Task item ▸ Among the lines of the records, find all that carry the word "Match" and copy them.

(Given records Opens)

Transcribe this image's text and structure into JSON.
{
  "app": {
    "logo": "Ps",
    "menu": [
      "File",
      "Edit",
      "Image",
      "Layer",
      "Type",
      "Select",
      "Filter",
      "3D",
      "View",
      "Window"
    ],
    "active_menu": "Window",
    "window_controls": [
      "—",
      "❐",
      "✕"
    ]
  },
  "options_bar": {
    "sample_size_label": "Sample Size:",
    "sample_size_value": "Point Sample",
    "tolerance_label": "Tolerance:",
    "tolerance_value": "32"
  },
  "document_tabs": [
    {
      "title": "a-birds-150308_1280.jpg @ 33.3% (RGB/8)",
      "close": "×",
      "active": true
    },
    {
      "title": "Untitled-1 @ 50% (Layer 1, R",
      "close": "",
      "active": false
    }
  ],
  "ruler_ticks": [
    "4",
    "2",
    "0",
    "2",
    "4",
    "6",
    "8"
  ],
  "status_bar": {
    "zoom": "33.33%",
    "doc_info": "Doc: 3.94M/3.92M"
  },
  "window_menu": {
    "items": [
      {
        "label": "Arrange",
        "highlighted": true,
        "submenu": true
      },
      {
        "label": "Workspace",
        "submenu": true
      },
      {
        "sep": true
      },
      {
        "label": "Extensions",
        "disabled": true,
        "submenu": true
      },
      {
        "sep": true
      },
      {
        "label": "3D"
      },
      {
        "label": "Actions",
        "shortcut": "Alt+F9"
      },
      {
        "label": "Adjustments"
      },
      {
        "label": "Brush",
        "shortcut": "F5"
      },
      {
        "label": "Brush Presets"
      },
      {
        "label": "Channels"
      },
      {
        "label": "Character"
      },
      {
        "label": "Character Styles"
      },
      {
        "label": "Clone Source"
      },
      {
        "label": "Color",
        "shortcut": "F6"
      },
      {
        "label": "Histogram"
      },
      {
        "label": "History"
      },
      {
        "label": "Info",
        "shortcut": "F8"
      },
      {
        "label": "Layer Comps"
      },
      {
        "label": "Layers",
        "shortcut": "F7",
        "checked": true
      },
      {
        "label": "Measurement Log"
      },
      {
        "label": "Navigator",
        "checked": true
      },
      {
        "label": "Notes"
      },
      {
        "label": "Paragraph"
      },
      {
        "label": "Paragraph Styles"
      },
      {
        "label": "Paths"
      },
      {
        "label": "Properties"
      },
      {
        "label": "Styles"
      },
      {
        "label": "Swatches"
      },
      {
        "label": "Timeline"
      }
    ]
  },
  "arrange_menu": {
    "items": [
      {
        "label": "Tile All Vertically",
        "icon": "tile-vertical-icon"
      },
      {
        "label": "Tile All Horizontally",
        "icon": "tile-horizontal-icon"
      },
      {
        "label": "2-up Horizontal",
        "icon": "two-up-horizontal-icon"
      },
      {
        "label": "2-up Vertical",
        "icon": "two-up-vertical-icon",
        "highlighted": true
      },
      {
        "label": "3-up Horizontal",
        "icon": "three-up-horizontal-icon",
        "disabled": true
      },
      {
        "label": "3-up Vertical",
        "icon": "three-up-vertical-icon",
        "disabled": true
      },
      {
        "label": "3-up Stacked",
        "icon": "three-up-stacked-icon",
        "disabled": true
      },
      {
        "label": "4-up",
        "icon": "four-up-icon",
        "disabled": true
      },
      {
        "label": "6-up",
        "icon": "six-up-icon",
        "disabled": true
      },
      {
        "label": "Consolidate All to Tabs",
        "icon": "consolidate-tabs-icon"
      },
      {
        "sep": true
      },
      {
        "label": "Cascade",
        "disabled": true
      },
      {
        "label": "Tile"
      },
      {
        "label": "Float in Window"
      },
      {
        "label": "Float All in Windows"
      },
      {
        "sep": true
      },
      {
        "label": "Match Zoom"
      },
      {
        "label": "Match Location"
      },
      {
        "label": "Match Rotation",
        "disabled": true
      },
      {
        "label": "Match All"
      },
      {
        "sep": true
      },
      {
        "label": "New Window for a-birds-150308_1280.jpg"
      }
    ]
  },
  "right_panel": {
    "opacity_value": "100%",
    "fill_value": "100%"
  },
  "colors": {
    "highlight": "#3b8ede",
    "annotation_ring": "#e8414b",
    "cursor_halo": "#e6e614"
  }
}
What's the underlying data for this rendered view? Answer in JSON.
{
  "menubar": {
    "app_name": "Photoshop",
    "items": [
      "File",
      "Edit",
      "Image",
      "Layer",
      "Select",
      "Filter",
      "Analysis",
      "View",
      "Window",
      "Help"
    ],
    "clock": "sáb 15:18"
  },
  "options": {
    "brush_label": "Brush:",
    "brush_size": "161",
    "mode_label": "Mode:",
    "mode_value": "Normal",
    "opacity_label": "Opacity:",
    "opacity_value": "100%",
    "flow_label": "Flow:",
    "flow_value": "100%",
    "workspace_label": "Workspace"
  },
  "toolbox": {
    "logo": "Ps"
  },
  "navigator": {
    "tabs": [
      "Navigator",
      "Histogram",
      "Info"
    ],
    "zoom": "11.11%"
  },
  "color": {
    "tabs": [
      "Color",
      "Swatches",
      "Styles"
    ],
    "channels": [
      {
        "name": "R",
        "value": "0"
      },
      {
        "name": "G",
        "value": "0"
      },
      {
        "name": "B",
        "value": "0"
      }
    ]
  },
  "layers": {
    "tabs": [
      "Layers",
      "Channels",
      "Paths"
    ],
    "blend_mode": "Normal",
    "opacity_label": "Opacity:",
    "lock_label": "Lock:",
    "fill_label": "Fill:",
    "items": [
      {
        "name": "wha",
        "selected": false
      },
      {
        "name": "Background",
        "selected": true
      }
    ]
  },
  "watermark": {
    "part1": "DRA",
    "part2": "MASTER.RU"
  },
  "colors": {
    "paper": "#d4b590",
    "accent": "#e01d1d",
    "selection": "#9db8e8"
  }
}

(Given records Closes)

Exercise result ▸
        "label": "Match Zoom"
        "label": "Match Location"
        "label": "Match Rotation",
        "label": "Match All"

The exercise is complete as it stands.